Lee Downham, mining director at consultants Ernst & Young, says: "This is an intriguing situation. China has an insatiable appetite for all metals but the miners can't meet the demand because they have under-invested for a couple of decades. That's why the Chinese cannot afford to see the market contract from three to two."

RTZ, the Brazilian miner Vale and BHP are China's biggest ore suppliers. Chinalco is a serious contender, having applied to the Australian authorities to increase its stake in RTZ – which, like BHP, is dual listed in London and Sydney – to 19.9 per cent, while Alcoa has asked for the right to up its stake from 5 per cent to 25 per cent in its joint bidding vehicle with Chinalco. BHP, which has been rebuffed by RTZ, must now submit all its merger proposals for scrutiny to the competition authorities around the world, and this will take at least six months to a year to clear.

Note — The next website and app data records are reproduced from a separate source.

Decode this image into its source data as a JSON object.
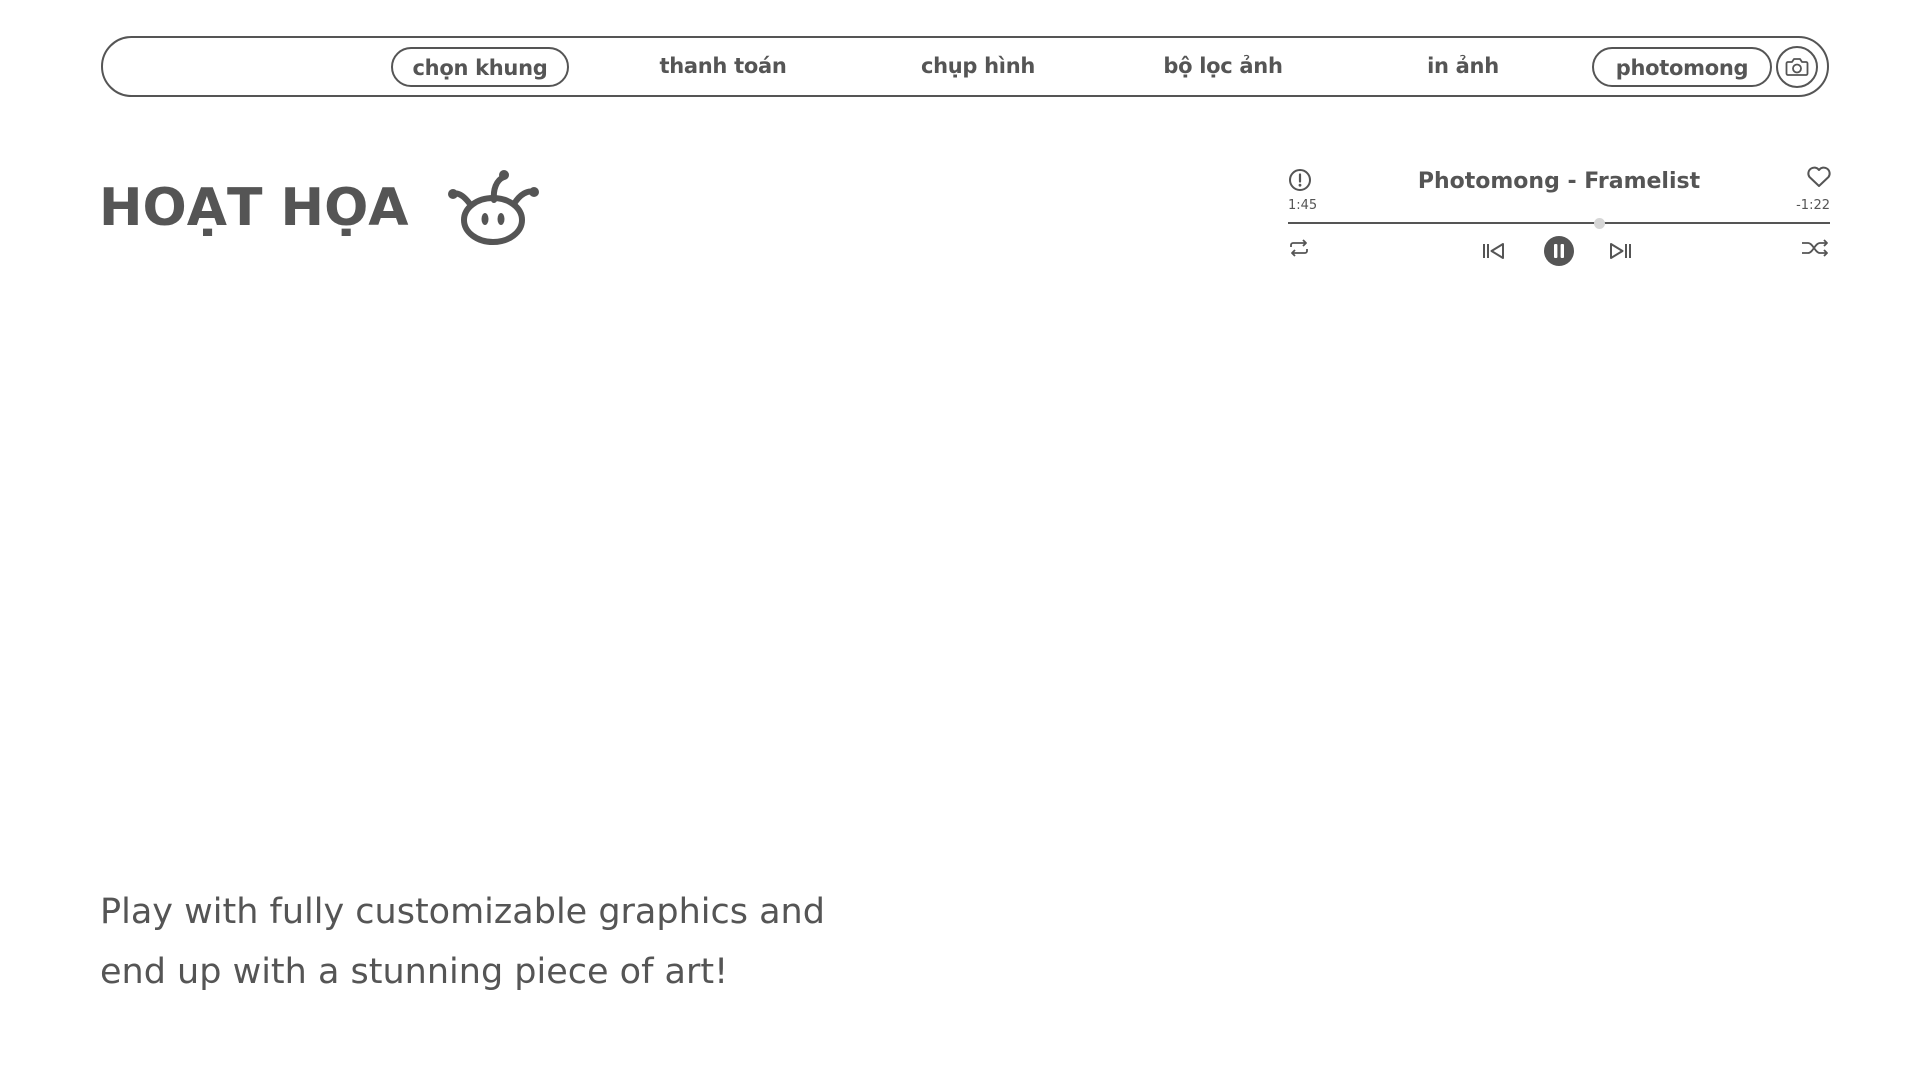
{
  "nav": {
    "items": [
      {
        "label": "chọn khung",
        "active": true
      },
      {
        "label": "thanh toán",
        "active": false
      },
      {
        "label": "chụp hình",
        "active": false
      },
      {
        "label": "bộ lọc ảnh",
        "active": false
      },
      {
        "label": "in ảnh",
        "active": false
      }
    ],
    "brand_button": "photomong",
    "camera_icon": "camera-icon"
  },
  "logo": {
    "text": "HOẠT HỌA",
    "icon": "jester-mascot-icon"
  },
  "player": {
    "title": "Photomong - Framelist",
    "elapsed": "1:45",
    "remaining": "-1:22",
    "progress": 0.575,
    "state": "playing",
    "icons": [
      "info-icon",
      "heart-icon",
      "repeat-icon",
      "previous-icon",
      "pause-icon",
      "next-icon",
      "shuffle-icon"
    ]
  },
  "tagline": {
    "line1": "Play with fully customizable graphics and",
    "line2": "end up with a stunning piece of art!"
  },
  "colors": {
    "primary": "#555555",
    "background": "#ffffff",
    "progress_knob": "#d6d6d6"
  }
}
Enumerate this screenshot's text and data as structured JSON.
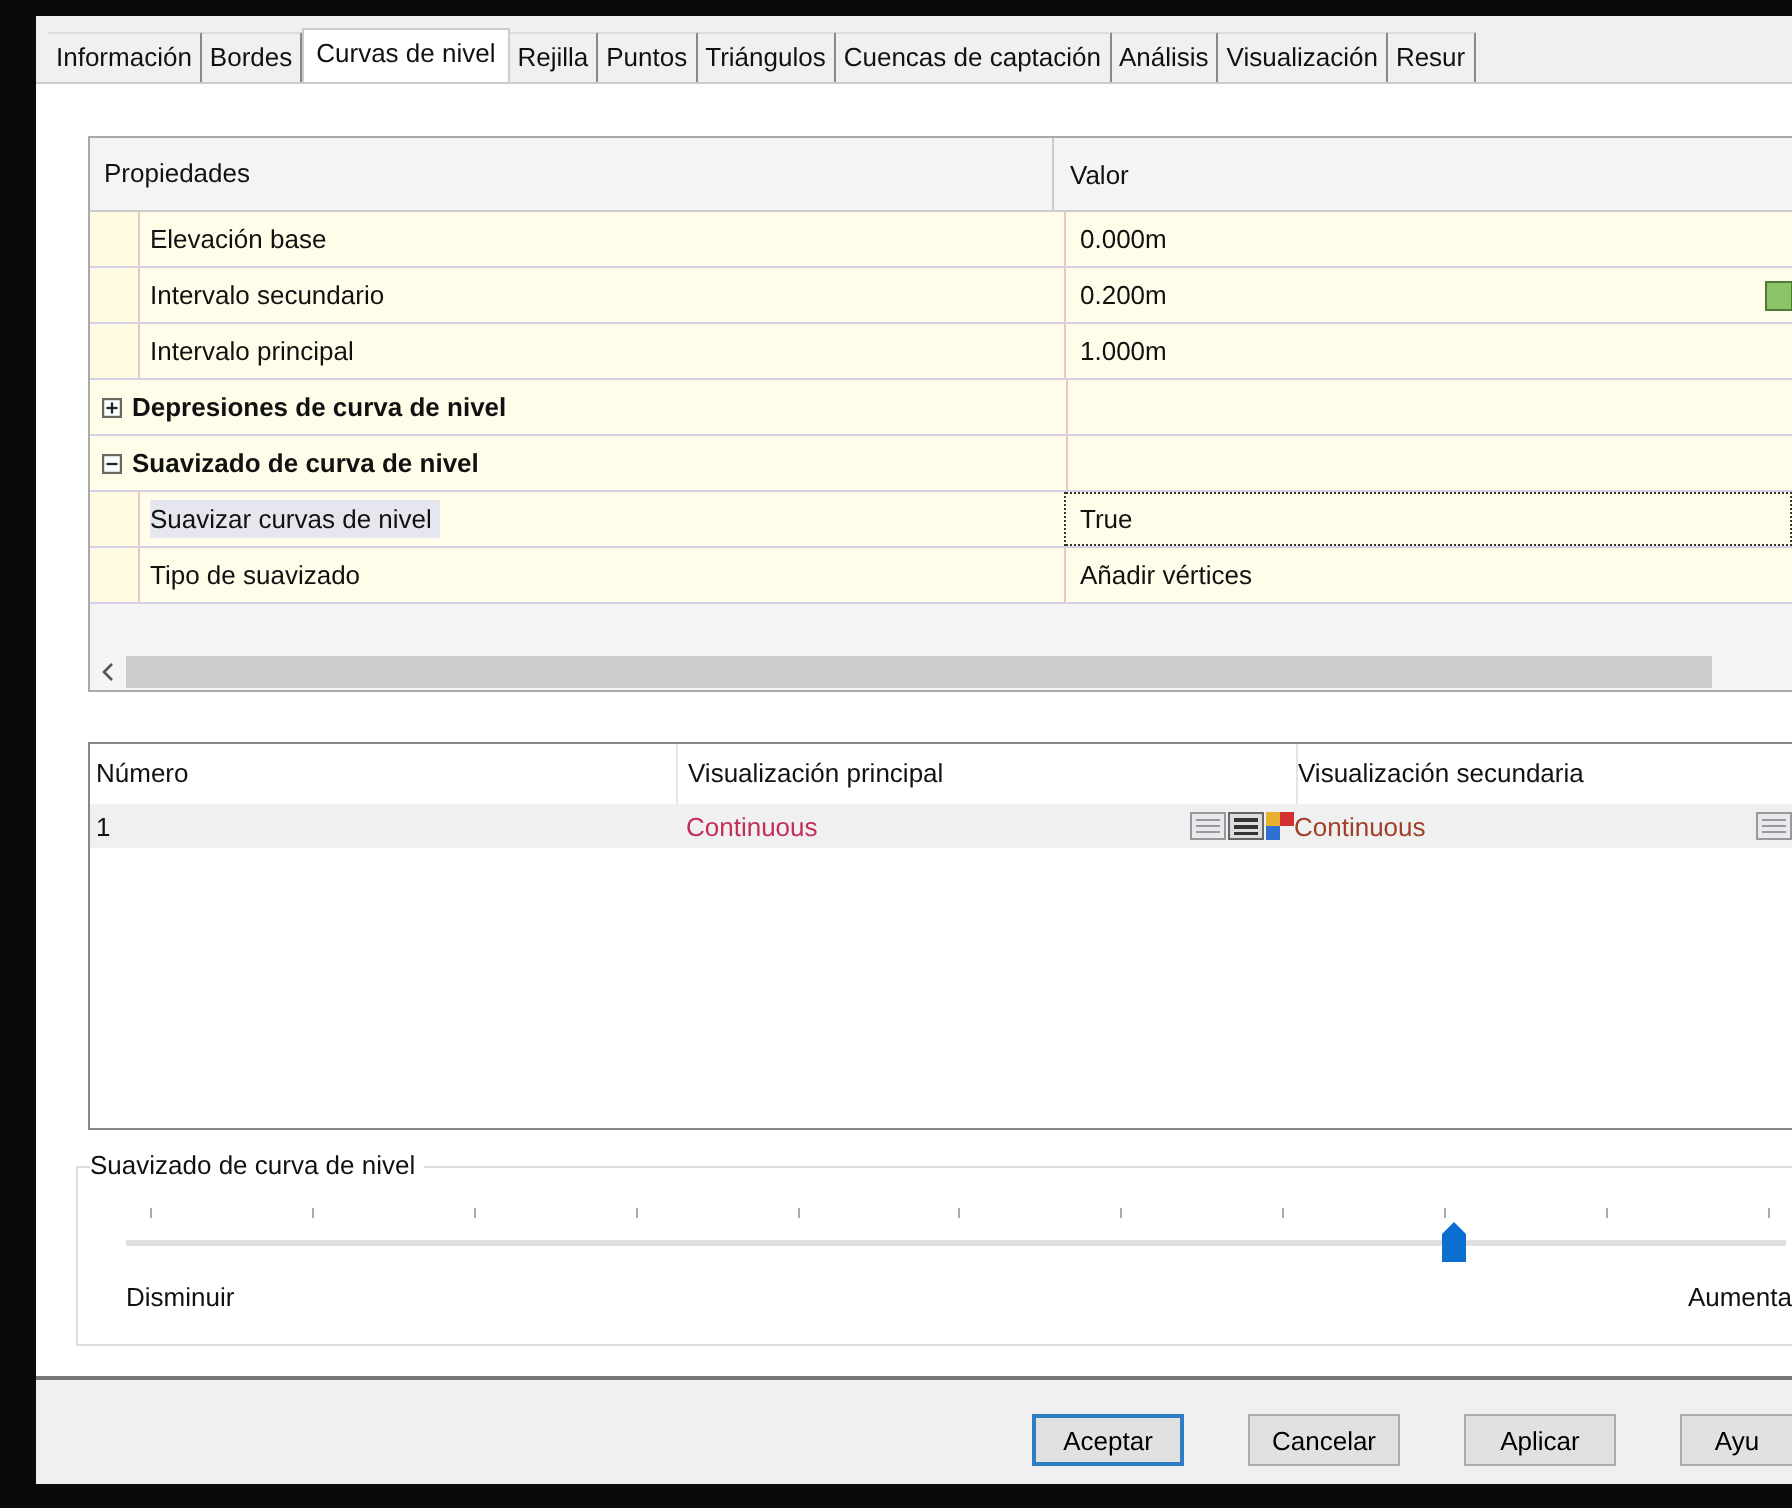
{
  "tabs": [
    {
      "label": "Información",
      "selected": false
    },
    {
      "label": "Bordes",
      "selected": false
    },
    {
      "label": "Curvas de nivel",
      "selected": true
    },
    {
      "label": "Rejilla",
      "selected": false
    },
    {
      "label": "Puntos",
      "selected": false
    },
    {
      "label": "Triángulos",
      "selected": false
    },
    {
      "label": "Cuencas de captación",
      "selected": false
    },
    {
      "label": "Análisis",
      "selected": false
    },
    {
      "label": "Visualización",
      "selected": false
    },
    {
      "label": "Resur",
      "selected": false
    }
  ],
  "property_grid": {
    "columns": [
      "Propiedades",
      "Valor"
    ],
    "rows": [
      {
        "kind": "property",
        "name": "Elevación base",
        "value": "0.000m",
        "selected": false
      },
      {
        "kind": "property",
        "name": "Intervalo secundario",
        "value": "0.200m",
        "selected": false,
        "has_button": true
      },
      {
        "kind": "property",
        "name": "Intervalo principal",
        "value": "1.000m",
        "selected": false
      },
      {
        "kind": "category",
        "name": "Depresiones de curva de nivel",
        "expanded": false
      },
      {
        "kind": "category",
        "name": "Suavizado de curva de nivel",
        "expanded": true
      },
      {
        "kind": "property",
        "name": "Suavizar curvas de nivel",
        "value": "True",
        "selected": true
      },
      {
        "kind": "property",
        "name": "Tipo de suavizado",
        "value": "Añadir vértices",
        "selected": false
      }
    ]
  },
  "contour_list": {
    "columns": [
      "Número",
      "Visualización principal",
      "Visualización secundaria"
    ],
    "rows": [
      {
        "number": "1",
        "principal": "Continuous",
        "secundaria": "Continuous"
      }
    ]
  },
  "smoothing": {
    "title": "Suavizado de curva de nivel",
    "level": 0.8,
    "min_label": "Disminuir",
    "max_label": "Aumenta"
  },
  "buttons": [
    {
      "label": "Aceptar",
      "default": true
    },
    {
      "label": "Cancelar",
      "default": false
    },
    {
      "label": "Aplicar",
      "default": false
    },
    {
      "label": "Ayu",
      "default": false
    }
  ]
}
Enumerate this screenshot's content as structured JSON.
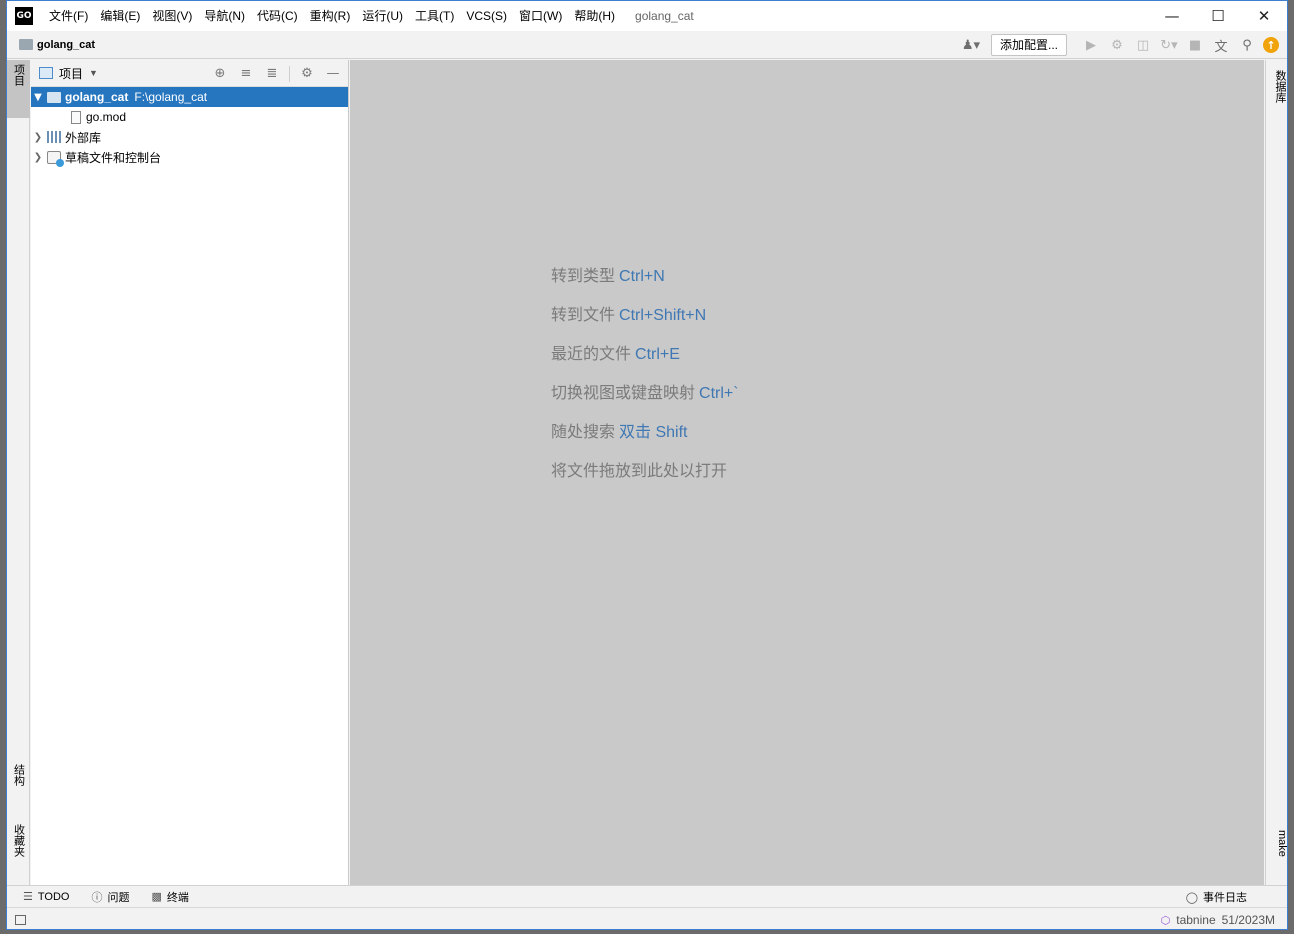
{
  "app": {
    "logo_text": "GO",
    "window_title": "golang_cat"
  },
  "menu": [
    "文件(F)",
    "编辑(E)",
    "视图(V)",
    "导航(N)",
    "代码(C)",
    "重构(R)",
    "运行(U)",
    "工具(T)",
    "VCS(S)",
    "窗口(W)",
    "帮助(H)"
  ],
  "window_controls": {
    "minimize": "—",
    "maximize": "☐",
    "close": "✕"
  },
  "navbar": {
    "project": "golang_cat",
    "add_config_label": "添加配置..."
  },
  "left_strip": {
    "project": "项目",
    "structure": "结构",
    "favorites": "收藏夹"
  },
  "right_strip": {
    "database": "数据库",
    "make": "make"
  },
  "project_panel": {
    "title": "项目",
    "tree": [
      {
        "label": "golang_cat",
        "path": "F:\\golang_cat"
      },
      {
        "label": "go.mod"
      },
      {
        "label": "外部库"
      },
      {
        "label": "草稿文件和控制台"
      }
    ]
  },
  "editor_hints": [
    {
      "text": "转到类型",
      "key": "Ctrl+N"
    },
    {
      "text": "转到文件",
      "key": "Ctrl+Shift+N"
    },
    {
      "text": "最近的文件",
      "key": "Ctrl+E"
    },
    {
      "text": "切换视图或键盘映射",
      "key": "Ctrl+`"
    },
    {
      "text": "随处搜索",
      "key": "双击 Shift"
    },
    {
      "text": "将文件拖放到此处以打开",
      "key": ""
    }
  ],
  "bottom_tools": {
    "todo": "TODO",
    "problems": "问题",
    "terminal": "终端",
    "event_log": "事件日志"
  },
  "status_bar": {
    "plugin": "tabnine",
    "memory": "51/2023M"
  },
  "colors": {
    "selection": "#2675bf",
    "editor_bg": "#c9c9c9",
    "shortcut": "#3f78b3",
    "hint_text": "#7b7b7b"
  }
}
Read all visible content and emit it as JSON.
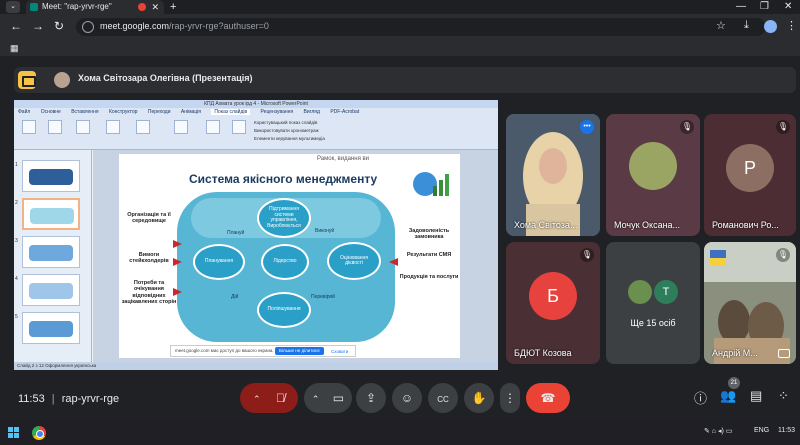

Meanwhile, China has been busy gobbling up mining assets around the world but usually it goes for strategic partnerships. Only last week the China Development Bank signed up with Anglo-American, another of the world's biggest miners, to develop mines in China and South Africa. China is one of Africa's most important investors, specifically in mining resources and infrastructure projects across the continent, and now is digging deep in Australia, which has massive iron ore reserves.

Another analyst says: "To date the Chinese companies have chosen to be friendly, long-term investors and to watch and learn. They are still at an early stage and some might ask whether they have the leadership skills to run a big company like RTZ."

But a BHP observer says: "You can see parallels here with Russia and its creation of Gazprom. Look at the way Gazprom acquired assets, building the group into the biggest gas producer in Europe. But it took Europe a long time to work out what was going on in Russia and then, hey presto, suddenly it was there on our doorstep. Is China doing the same in mining?"

No one really knows, and the Chinese have not given much away. The newly created $200bn China Investment Corporation was set up last year to boost returns from China's massive foreign-currency reserves, at present mainly invested in low-risk US Treasury bonds. CIC has not revealed its investment philosophy, but so far the Chinese have gone for mining and banking: over the past year they have taken big stakes in Barclays Bank, Morgan Stanley, Credit Suisse and private equity group Blackstone.

Whether China will be investing more in RTZ is what BHP's Mr Kloppers wants to know. What's for sure is that the Chinese are investing long-term – the Year of the Rat only comes around once in a 60-year cycle.